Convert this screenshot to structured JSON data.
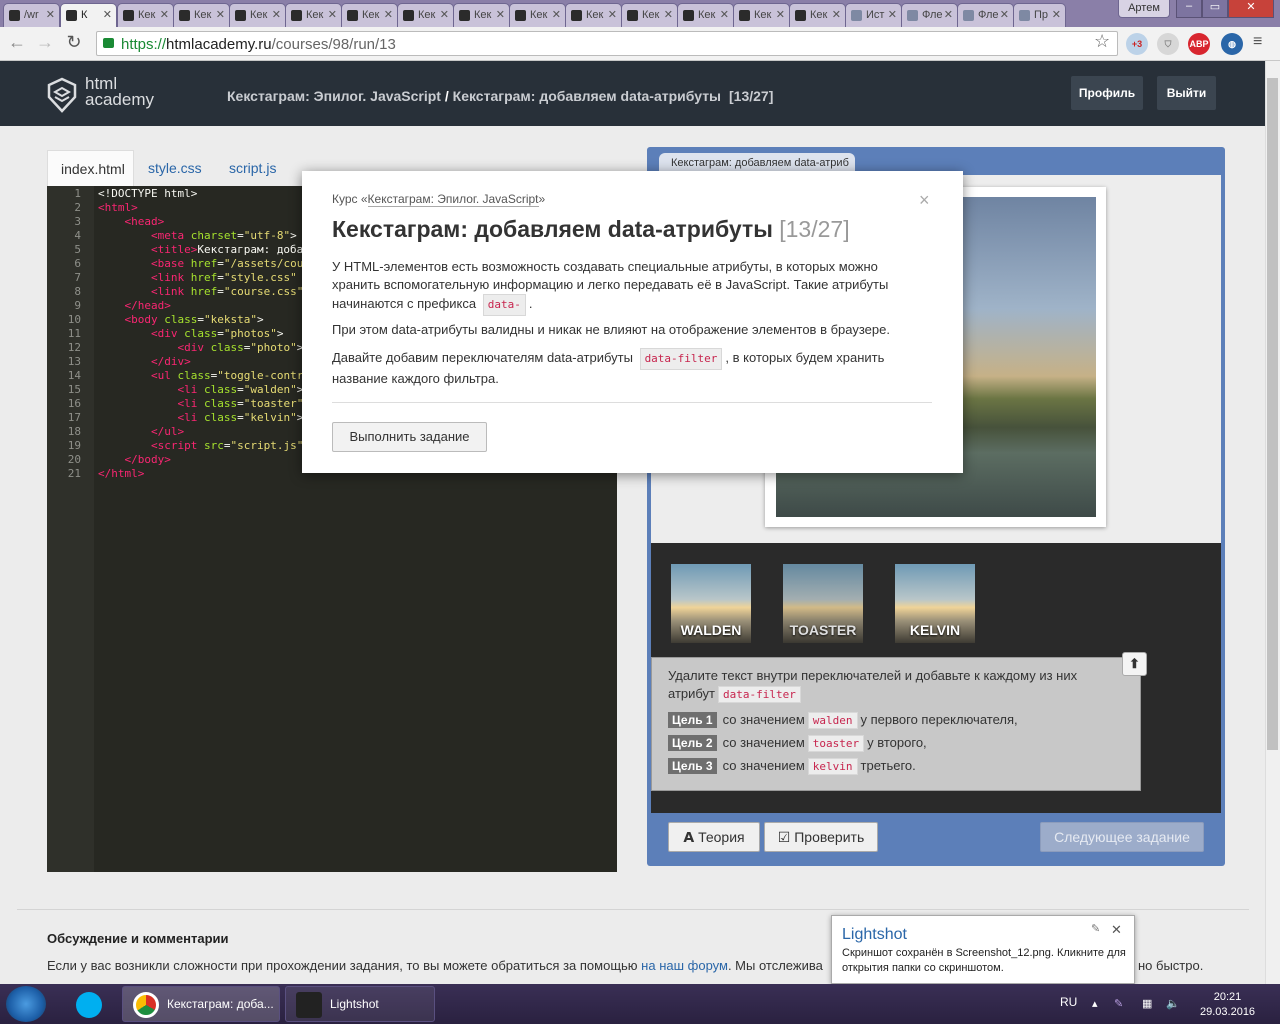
{
  "browser": {
    "tabs": [
      {
        "label": "/wr"
      },
      {
        "label": "К"
      },
      {
        "label": "Кек"
      },
      {
        "label": "Кек"
      },
      {
        "label": "Кек"
      },
      {
        "label": "Кек"
      },
      {
        "label": "Кек"
      },
      {
        "label": "Кек"
      },
      {
        "label": "Кек"
      },
      {
        "label": "Кек"
      },
      {
        "label": "Кек"
      },
      {
        "label": "Кек"
      },
      {
        "label": "Кек"
      },
      {
        "label": "Кек"
      },
      {
        "label": "Кек"
      },
      {
        "label": "Ист"
      },
      {
        "label": "Фле"
      },
      {
        "label": "Фле"
      },
      {
        "label": "Пр"
      }
    ],
    "window_user": "Артем",
    "url_scheme": "https://",
    "url_host": "htmlacademy.ru",
    "url_path": "/courses/98/run/13",
    "abp_label": "ABP",
    "ext_badge": "+3"
  },
  "header": {
    "logo_line1": "html",
    "logo_line2": "academy",
    "breadcrumb_course": "Кекстаграм: Эпилог. JavaScript",
    "breadcrumb_sep": " / ",
    "breadcrumb_task": "Кекстаграм: добавляем data-атрибуты",
    "progress": "[13/27]",
    "profile_button": "Профиль",
    "logout_button": "Выйти"
  },
  "editor": {
    "tabs": [
      "index.html",
      "style.css",
      "script.js"
    ],
    "line_numbers": [
      "1",
      "2",
      "3",
      "4",
      "5",
      "6",
      "7",
      "8",
      "9",
      "10",
      "11",
      "12",
      "13",
      "14",
      "15",
      "16",
      "17",
      "18",
      "19",
      "20",
      "21"
    ]
  },
  "preview": {
    "tab_title": "Кекстаграм: добавляем data-атриб",
    "filters": [
      "WALDEN",
      "TOASTER",
      "KELVIN"
    ],
    "task_intro": "Удалите текст внутри переключателей и добавьте к каждому из них",
    "task_attr_word": "атрибут",
    "task_attr": "data-filter",
    "goals": [
      {
        "label": "Цель 1",
        "pre": "со значением",
        "value": "walden",
        "post": "у первого переключателя,"
      },
      {
        "label": "Цель 2",
        "pre": "со значением",
        "value": "toaster",
        "post": "у второго,"
      },
      {
        "label": "Цель 3",
        "pre": "со значением",
        "value": "kelvin",
        "post": "третьего."
      }
    ],
    "theory_button": "Теория",
    "check_button": "Проверить",
    "next_button": "Следующее задание"
  },
  "modal": {
    "course_prefix": "Курс «",
    "course_name": "Кекстаграм: Эпилог. JavaScript",
    "course_suffix": "»",
    "title": "Кекстаграм: добавляем data-атрибуты",
    "title_num": "[13/27]",
    "close": "×",
    "p1": "У HTML-элементов есть возможность создавать специальные атрибуты, в которых можно хранить вспомогательную информацию и легко передавать её в JavaScript. Такие атрибуты начинаются с префикса",
    "p1_code": "data-",
    "p1_end": ".",
    "p2": "При этом data-атрибуты валидны и никак не влияют на отображение элементов в браузере.",
    "p3_start": "Давайте добавим переключателям data-атрибуты",
    "p3_code": "data-filter",
    "p3_end": ", в которых будем хранить название каждого фильтра.",
    "button": "Выполнить задание"
  },
  "footer": {
    "title": "Обсуждение и комментарии",
    "text_start": "Если у вас возникли сложности при прохождении задания, то вы можете обратиться за помощью",
    "forum_link": "на наш форум",
    "text_mid": ". Мы отслежива",
    "text_tail": "но быстро."
  },
  "lightshot": {
    "title": "Lightshot",
    "text": "Скриншот сохранён в Screenshot_12.png. Кликните для открытия папки со скриншотом."
  },
  "taskbar": {
    "chrome_window": "Кекстаграм: доба...",
    "lightshot_window": "Lightshot",
    "lang": "RU",
    "time": "20:21",
    "date": "29.03.2016"
  },
  "colors": {
    "header_bg": "#283039",
    "preview_frame": "#5c7fb9",
    "code_bg": "#272822",
    "link": "#2a66a8",
    "code_chip": "#c7254e"
  }
}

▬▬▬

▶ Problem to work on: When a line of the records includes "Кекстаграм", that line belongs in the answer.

▶ Task result:
    "breadcrumb_course": "Кекстаграм: Эпилог. JavaScript",
    "breadcrumb_task": "Кекстаграм: добавляем data-атрибуты",
    "tab_title": "Кекстаграм: добавляем data-атриб",
    "course_name": "Кекстаграм: Эпилог. JavaScript",
    "title": "Кекстаграм: добавляем data-атрибуты",
    "chrome_window": "Кекстаграм: доба...",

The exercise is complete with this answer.